Like any precision instrument, the pressure gauge is a piece that must always be in good condition and properly verified. Something that helps to bet on approved and verified pressure gauges, as established by current legislation.
If a thermometer measures 40 degrees of temperature on a winter day, something is obviously wrong. A minor issue that can become a risk when we are talking about air pressure and gauges. And it is that an inadequate air pressure in a tire is a risk factor when suffering an accident. Therefore, it is essential to maintain the proper pressure in our tires. Something that we can never do if the pressure gauge we are using does not work as it should.
Fortunately, there are two processes that allow us to check that the pressure gauges we use have the necessary precision when it comes to controlling tire pressure. We talk about the approval and verification processes. Homologation checks the proper functioning of the pressure gauges before they are launched, while verification is a process that serves to verify that the pressure gauge continues to function as it should. Something essential when looking for the best pressure gauge to check the pressure of our tires.
How the homologation is carried out
The process of homologation of a pressure gauge is a step prior to its commercialization and is carried out directly in a specialized laboratory duly authorized for this purpose. In this laboratory the product will be subjected to a series of controlled tests in order to verify that the measurements made by the product are correct.
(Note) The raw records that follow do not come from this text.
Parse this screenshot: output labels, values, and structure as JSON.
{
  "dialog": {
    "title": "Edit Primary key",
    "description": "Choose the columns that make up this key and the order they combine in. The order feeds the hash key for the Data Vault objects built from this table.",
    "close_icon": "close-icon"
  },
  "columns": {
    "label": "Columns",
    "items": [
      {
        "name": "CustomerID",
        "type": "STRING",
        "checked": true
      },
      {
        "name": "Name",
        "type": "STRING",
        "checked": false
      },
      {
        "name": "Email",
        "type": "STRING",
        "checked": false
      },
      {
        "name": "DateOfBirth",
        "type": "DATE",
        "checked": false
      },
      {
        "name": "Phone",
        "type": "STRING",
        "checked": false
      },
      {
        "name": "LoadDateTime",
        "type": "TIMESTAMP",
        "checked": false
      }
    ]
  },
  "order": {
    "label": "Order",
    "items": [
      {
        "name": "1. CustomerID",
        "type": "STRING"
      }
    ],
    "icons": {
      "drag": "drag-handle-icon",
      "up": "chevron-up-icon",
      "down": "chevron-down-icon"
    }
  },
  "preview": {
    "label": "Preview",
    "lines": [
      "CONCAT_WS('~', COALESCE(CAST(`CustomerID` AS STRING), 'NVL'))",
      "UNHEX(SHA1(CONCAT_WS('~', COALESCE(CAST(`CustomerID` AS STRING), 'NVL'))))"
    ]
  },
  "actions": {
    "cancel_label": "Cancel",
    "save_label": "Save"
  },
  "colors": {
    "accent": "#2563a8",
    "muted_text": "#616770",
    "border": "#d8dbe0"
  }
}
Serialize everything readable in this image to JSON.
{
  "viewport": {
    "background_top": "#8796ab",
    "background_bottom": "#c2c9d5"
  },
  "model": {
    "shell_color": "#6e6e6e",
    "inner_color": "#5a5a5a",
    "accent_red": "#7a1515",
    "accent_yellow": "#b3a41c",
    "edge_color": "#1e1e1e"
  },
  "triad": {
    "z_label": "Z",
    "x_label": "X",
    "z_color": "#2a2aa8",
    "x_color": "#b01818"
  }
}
The advantage of this system is that the air pressures to which the manometer is to be subjected are previously known, so that if the manometer measures them correctly, it will receive the corresponding approval mark.
It is important to comment that this approval does not follow specific criteria, but rather that each standard or approval rule has specific criteria that the product must meet. So next to the corresponding homologation certificate, the standard to which it refers must appear. As a matter of fact, the homologation process in the Spanish market consists of five different phases, which include both controls of the precision of the measurements and the quality of the device itself.
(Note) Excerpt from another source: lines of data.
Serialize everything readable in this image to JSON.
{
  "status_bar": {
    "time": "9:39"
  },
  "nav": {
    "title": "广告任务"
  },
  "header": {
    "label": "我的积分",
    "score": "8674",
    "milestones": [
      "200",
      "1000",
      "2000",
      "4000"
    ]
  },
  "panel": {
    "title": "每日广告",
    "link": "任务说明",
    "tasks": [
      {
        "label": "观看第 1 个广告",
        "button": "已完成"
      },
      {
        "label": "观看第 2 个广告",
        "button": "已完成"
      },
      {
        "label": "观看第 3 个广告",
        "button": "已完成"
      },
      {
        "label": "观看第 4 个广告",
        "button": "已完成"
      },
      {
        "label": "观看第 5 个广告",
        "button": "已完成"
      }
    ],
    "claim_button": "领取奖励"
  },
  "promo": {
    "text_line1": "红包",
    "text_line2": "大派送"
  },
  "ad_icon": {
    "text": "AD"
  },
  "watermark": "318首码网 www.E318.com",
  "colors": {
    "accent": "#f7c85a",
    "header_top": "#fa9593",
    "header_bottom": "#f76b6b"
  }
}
The problem of private gauges
Within this homologation process, according to what we have commented, a series of metrological and performance tests are carried out on the product. The problem is that this requirement is not the same for all the gauges that come out on the market, especially for private users, whose precision and other approval processes are quite lax, if not non-existent.
Specifically, the standard is much more demanding for gauges for public use, such as those found in workshops, gas stations and other public establishments. These pressure gauges must comply with an approval in five different phases, so that their precision is practically guaranteed. However, in the case of pressure gauges for individuals, the only verification that is required is metrological and, in many cases, not even that.
This means that most of the pressure gauges used by those of us who buy one of these products for personal use may have difficulties in providing accurate measurements. Even many of these products bear the CE mark, which they should not carry because they do not comply with this standard. That is why it is so important to bet on homologated models in accordance with the requirements of current regulations, as well as on those that come from well-known and quality manufacturers.
What is verification
Unlike the homologation process, the verification process is the one that is executed on the gauges that have already been installed and have been used. However, in practice, the verification process is very similar to that of homologation, focusing especially on the metrological part. Therefore, the manometer will once again be subjected to different measurement tests with controlled air pressures, in order to verify their precision and see if during the use of the manometer it has lost part of its ability to measure correctly. the pressures.
This process has an authorized margin of error, adjusted to the measurement capacity of the pressure gauge. If these measurements are outside the authorized range or the tolerable margin of error, then the pressure gauge cannot be used and must be sent to a technical service in order to be repaired. If the procedure and measurements are within the device’s working range, then the corresponding verification report is issued and the product is labeled with the sticker of said revision, similar to that of the ITV, which informs the user of this pressure gauge that it works as it should. In fact, as with this ITV, the pressure gauge must be verified every two years, although this is something that varies depending on what each autonomous community indicates.
It is important to note that this process is mandatory for public use gauges, but not for private gauges. It is something logical given that these gauges are not going to have an intensive use like those of a gas station or a workshop. On the other hand, the verification process is not exactly cheap, so in many cases it will almost be more interesting for us to buy a new pressure gauge than to carry out the verification of the one we have.
Anyway, if we have the possibility of measuring controlled air pressures, we can also see the precision of our pressure gauge. Something we can do, for example, by first checking the tire pressure at the gas station and then with our pressure gauge. If the measurements are similar, then our particular pressure gauge is working fine.